Task to carry out: Line by line, reproduce the records exactly.
[Exercise material]
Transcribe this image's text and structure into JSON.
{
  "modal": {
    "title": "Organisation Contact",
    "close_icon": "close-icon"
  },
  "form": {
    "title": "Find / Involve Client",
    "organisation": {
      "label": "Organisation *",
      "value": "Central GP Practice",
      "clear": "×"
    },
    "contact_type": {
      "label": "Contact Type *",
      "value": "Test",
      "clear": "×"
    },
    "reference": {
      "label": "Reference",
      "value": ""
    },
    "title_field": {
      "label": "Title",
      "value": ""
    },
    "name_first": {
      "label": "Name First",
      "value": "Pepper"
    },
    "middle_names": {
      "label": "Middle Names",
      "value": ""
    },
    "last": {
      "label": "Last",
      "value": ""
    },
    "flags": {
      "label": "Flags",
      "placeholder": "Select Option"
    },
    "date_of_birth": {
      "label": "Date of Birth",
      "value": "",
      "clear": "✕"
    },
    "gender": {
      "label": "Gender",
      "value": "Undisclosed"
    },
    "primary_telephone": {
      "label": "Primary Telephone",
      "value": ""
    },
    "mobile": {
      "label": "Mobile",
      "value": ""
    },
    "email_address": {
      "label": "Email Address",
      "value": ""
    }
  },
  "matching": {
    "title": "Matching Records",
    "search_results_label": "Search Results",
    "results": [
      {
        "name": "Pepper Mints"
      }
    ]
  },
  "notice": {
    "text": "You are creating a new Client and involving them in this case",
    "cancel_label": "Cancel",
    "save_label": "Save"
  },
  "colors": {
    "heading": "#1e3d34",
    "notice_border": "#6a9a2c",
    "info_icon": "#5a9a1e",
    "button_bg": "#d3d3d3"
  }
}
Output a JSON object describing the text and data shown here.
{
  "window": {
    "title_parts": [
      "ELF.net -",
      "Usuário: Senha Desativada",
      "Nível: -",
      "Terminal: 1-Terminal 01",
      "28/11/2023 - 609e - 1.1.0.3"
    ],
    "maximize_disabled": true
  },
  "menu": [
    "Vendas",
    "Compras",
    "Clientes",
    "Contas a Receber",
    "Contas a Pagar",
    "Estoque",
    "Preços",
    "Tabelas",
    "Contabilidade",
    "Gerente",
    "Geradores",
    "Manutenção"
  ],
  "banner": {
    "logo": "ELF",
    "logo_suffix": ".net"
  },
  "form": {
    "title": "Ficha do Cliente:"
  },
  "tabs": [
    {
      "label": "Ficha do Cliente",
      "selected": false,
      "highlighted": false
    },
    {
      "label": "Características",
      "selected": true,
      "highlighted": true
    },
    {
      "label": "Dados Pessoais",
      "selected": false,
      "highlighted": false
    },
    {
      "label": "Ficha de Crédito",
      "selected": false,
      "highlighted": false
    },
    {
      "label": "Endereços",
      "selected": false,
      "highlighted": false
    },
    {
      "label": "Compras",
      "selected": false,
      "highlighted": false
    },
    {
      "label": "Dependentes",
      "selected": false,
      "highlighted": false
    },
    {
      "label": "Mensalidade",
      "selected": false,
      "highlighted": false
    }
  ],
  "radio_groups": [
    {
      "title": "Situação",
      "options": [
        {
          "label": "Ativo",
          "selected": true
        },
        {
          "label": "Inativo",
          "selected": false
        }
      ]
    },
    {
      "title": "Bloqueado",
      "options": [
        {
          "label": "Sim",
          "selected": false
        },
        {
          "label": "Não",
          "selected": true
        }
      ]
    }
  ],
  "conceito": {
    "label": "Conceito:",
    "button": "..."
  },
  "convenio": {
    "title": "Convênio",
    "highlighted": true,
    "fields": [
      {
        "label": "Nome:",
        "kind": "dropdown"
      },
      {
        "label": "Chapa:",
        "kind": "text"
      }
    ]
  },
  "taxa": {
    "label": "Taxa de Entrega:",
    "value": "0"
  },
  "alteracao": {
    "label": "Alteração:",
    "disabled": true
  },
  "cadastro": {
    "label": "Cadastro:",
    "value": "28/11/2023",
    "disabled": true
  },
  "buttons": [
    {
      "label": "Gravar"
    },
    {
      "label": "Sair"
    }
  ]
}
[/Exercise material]
Reply to the exercise:
Transcribe this image's text and structure into JSON.
{
  "modal": {
    "title": "Organisation Contact",
    "close_icon": "close-icon"
  },
  "form": {
    "title": "Find / Involve Client",
    "organisation": {
      "label": "Organisation *",
      "value": "Central GP Practice",
      "clear": "×"
    },
    "contact_type": {
      "label": "Contact Type *",
      "value": "Test",
      "clear": "×"
    },
    "reference": {
      "label": "Reference",
      "value": ""
    },
    "title_field": {
      "label": "Title",
      "value": ""
    },
    "name_first": {
      "label": "Name First",
      "value": "Pepper"
    },
    "middle_names": {
      "label": "Middle Names",
      "value": ""
    },
    "last": {
      "label": "Last",
      "value": ""
    },
    "flags": {
      "label": "Flags",
      "placeholder": "Select Option"
    },
    "date_of_birth": {
      "label": "Date of Birth",
      "value": "",
      "clear": "✕"
    },
    "gender": {
      "label": "Gender",
      "value": "Undisclosed"
    },
    "primary_telephone": {
      "label": "Primary Telephone",
      "value": ""
    },
    "mobile": {
      "label": "Mobile",
      "value": ""
    },
    "email_address": {
      "label": "Email Address",
      "value": ""
    }
  },
  "matching": {
    "title": "Matching Records",
    "search_results_label": "Search Results",
    "results": [
      {
        "name": "Pepper Mints"
      }
    ]
  },
  "notice": {
    "text": "You are creating a new Client and involving them in this case",
    "cancel_label": "Cancel",
    "save_label": "Save"
  },
  "colors": {
    "heading": "#1e3d34",
    "notice_border": "#6a9a2c",
    "info_icon": "#5a9a1e",
    "button_bg": "#d3d3d3"
  }
}
Output a JSON object describing the text and data shown here.
{
  "window": {
    "title_parts": [
      "ELF.net -",
      "Usuário: Senha Desativada",
      "Nível: -",
      "Terminal: 1-Terminal 01",
      "28/11/2023 - 609e - 1.1.0.3"
    ],
    "maximize_disabled": true
  },
  "menu": [
    "Vendas",
    "Compras",
    "Clientes",
    "Contas a Receber",
    "Contas a Pagar",
    "Estoque",
    "Preços",
    "Tabelas",
    "Contabilidade",
    "Gerente",
    "Geradores",
    "Manutenção"
  ],
  "banner": {
    "logo": "ELF",
    "logo_suffix": ".net"
  },
  "form": {
    "title": "Ficha do Cliente:"
  },
  "tabs": [
    {
      "label": "Ficha do Cliente",
      "selected": false,
      "highlighted": false
    },
    {
      "label": "Características",
      "selected": true,
      "highlighted": true
    },
    {
      "label": "Dados Pessoais",
      "selected": false,
      "highlighted": false
    },
    {
      "label": "Ficha de Crédito",
      "selected": false,
      "highlighted": false
    },
    {
      "label": "Endereços",
      "selected": false,
      "highlighted": false
    },
    {
      "label": "Compras",
      "selected": false,
      "highlighted": false
    },
    {
      "label": "Dependentes",
      "selected": false,
      "highlighted": false
    },
    {
      "label": "Mensalidade",
      "selected": false,
      "highlighted": false
    }
  ],
  "radio_groups": [
    {
      "title": "Situação",
      "options": [
        {
          "label": "Ativo",
          "selected": true
        },
        {
          "label": "Inativo",
          "selected": false
        }
      ]
    },
    {
      "title": "Bloqueado",
      "options": [
        {
          "label": "Sim",
          "selected": false
        },
        {
          "label": "Não",
          "selected": true
        }
      ]
    }
  ],
  "conceito": {
    "label": "Conceito:",
    "button": "..."
  },
  "convenio": {
    "title": "Convênio",
    "highlighted": true,
    "fields": [
      {
        "label": "Nome:",
        "kind": "dropdown"
      },
      {
        "label": "Chapa:",
        "kind": "text"
      }
    ]
  },
  "taxa": {
    "label": "Taxa de Entrega:",
    "value": "0"
  },
  "alteracao": {
    "label": "Alteração:",
    "disabled": true
  },
  "cadastro": {
    "label": "Cadastro:",
    "value": "28/11/2023",
    "disabled": true
  },
  "buttons": [
    {
      "label": "Gravar"
    },
    {
      "label": "Sair"
    }
  ]
}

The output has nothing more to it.